The Alaska DOT has recently started designing the Alaska Statewide Long-Range Transportation Plan & Freight Plan, a long-term plan meant to guide transportation policy, the STIP process, investment, and projects for the next thirty years. It is an attempt to tie the different elements of the transportation of people and goods together to strengthen and support our many communities that are not on a road system, so it is very important that they hear from the SWAMC region if we are to be successfully incorporated into the larger statewide plan. We ask you to take the survey, to call into Legislative hearings, and to email our state representatives on a regular basis, because what you think matters! Southwest Alaska needs to be heard as this new long-term plan is developed, or we risk not being relevant in the process. This short survey will only take a few minutes to complete.
New movement on the Broadband front! The Department of Commerce's NTIA (National Telecommunications & Information Administration) announced nearly $1 Billion in funding to expand broadband on tribal land through the Tribal Broadband Connectivity Program. The Notice of Funding Opportunity (NOFO) for the Program is out now and applications are due September 1, 2021. Funding can cover deployment of broadband infrastructure on tribal lands, including support for the establishment of carrier-neutral submarine cable landing stations; such infrastructure deployment projects may involve the construction of middle-mile or last-mile networks as well as interconnection. Applicants may propose projects that deploy new broadband infrastructure, replace antiquated infrastructure, or upgrade or extend existing infrastructure. For example, applicants may propose projects that utilize 2.5 GHz licenses or other licensed spectrum received from the FCC.
NTIA requires construction of networks that use commercial grade equipment that will meet current needs and be scalable to meet future needs. Infrastructure can include, but is not limited to, cable, fiber, wireless, fixed wireless, and satellite. Applicants may propose the technology or technologies that best meets tribal needs; however, NTIA encourages the submission of project proposals that deploy future-proof infrastructure to the extent feasible, e.g. fiber. If an applicant is not at the stage where it can submit a broadband construction project proposal, NTIA will accept project proposals to conduct planning, engineering, feasibility, or sustainability studies as part of the necessary steps to develop a technological solution for broadband deployment. Tribal Governments, Tribal Organizations, and Native Corporations are eligible entities and may apply individually or as a member of a Consortium which may be a simpler and more timely way to proceed.
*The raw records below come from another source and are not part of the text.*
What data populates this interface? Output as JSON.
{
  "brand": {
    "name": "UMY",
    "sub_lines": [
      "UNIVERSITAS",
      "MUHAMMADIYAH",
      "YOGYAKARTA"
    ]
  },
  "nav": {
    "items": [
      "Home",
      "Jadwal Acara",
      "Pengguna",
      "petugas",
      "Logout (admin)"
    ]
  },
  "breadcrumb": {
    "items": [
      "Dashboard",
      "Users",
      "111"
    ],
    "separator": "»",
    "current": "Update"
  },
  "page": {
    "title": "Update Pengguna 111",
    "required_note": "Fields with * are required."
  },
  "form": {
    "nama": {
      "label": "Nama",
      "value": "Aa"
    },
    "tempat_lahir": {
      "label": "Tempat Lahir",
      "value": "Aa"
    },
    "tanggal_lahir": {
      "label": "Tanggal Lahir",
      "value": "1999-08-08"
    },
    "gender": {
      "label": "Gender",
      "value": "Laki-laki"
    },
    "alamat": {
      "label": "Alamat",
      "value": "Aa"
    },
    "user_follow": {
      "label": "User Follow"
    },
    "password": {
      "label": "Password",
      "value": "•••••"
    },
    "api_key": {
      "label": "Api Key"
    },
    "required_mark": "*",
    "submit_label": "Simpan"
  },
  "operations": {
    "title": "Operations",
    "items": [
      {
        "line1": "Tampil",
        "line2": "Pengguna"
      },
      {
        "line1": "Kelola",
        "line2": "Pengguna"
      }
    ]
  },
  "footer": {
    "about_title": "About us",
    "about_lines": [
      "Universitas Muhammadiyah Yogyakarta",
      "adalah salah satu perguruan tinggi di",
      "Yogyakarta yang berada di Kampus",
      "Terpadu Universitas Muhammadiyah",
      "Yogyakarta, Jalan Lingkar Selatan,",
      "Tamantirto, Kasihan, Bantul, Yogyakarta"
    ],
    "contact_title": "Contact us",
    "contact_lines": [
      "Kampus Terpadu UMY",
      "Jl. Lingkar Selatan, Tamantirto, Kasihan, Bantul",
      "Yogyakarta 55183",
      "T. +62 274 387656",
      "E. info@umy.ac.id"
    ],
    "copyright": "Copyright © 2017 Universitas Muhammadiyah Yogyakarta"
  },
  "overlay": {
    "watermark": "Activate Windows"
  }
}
This is an amazing opportunity for Southwest Alaska and the September 1 application deadline is going to come up quick. Have questions? Need help with the application process? Interested in joining the Alaska Tribal Spectrum Consortium? Let us know! Call (907) 562-7380 or (907) 242-4077 or email firstname.lastname@example.org.
Shirley and Laura